§ About this task: Please set down the records below exactly as they appear.
·····
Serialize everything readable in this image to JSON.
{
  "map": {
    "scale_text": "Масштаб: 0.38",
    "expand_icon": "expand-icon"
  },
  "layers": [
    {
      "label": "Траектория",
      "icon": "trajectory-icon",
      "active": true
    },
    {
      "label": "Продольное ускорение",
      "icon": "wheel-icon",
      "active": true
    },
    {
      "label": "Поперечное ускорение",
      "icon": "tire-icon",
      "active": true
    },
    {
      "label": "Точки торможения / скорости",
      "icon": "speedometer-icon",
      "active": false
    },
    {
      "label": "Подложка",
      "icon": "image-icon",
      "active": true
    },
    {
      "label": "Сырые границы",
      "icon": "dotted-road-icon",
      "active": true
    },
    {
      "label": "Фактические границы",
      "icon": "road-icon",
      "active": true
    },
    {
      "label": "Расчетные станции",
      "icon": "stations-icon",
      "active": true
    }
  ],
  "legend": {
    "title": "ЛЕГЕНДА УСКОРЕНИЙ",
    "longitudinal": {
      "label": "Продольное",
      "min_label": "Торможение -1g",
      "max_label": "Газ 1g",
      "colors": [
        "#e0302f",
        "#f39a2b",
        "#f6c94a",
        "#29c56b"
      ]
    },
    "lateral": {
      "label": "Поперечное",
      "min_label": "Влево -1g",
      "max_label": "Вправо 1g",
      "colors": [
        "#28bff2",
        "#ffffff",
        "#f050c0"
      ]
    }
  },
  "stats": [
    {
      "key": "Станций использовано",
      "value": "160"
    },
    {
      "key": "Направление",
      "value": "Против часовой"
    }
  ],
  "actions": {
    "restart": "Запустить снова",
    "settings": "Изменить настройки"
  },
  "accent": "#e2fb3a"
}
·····
§ Response:
Serialize everything readable in this image to JSON.
{
  "map": {
    "scale_text": "Масштаб: 0.38",
    "expand_icon": "expand-icon"
  },
  "layers": [
    {
      "label": "Траектория",
      "icon": "trajectory-icon",
      "active": true
    },
    {
      "label": "Продольное ускорение",
      "icon": "wheel-icon",
      "active": true
    },
    {
      "label": "Поперечное ускорение",
      "icon": "tire-icon",
      "active": true
    },
    {
      "label": "Точки торможения / скорости",
      "icon": "speedometer-icon",
      "active": false
    },
    {
      "label": "Подложка",
      "icon": "image-icon",
      "active": true
    },
    {
      "label": "Сырые границы",
      "icon": "dotted-road-icon",
      "active": true
    },
    {
      "label": "Фактические границы",
      "icon": "road-icon",
      "active": true
    },
    {
      "label": "Расчетные станции",
      "icon": "stations-icon",
      "active": true
    }
  ],
  "legend": {
    "title": "ЛЕГЕНДА УСКОРЕНИЙ",
    "longitudinal": {
      "label": "Продольное",
      "min_label": "Торможение -1g",
      "max_label": "Газ 1g",
      "colors": [
        "#e0302f",
        "#f39a2b",
        "#f6c94a",
        "#29c56b"
      ]
    },
    "lateral": {
      "label": "Поперечное",
      "min_label": "Влево -1g",
      "max_label": "Вправо 1g",
      "colors": [
        "#28bff2",
        "#ffffff",
        "#f050c0"
      ]
    }
  },
  "stats": [
    {
      "key": "Станций использовано",
      "value": "160"
    },
    {
      "key": "Направление",
      "value": "Против часовой"
    }
  ],
  "actions": {
    "restart": "Запустить снова",
    "settings": "Изменить настройки"
  },
  "accent": "#e2fb3a"
}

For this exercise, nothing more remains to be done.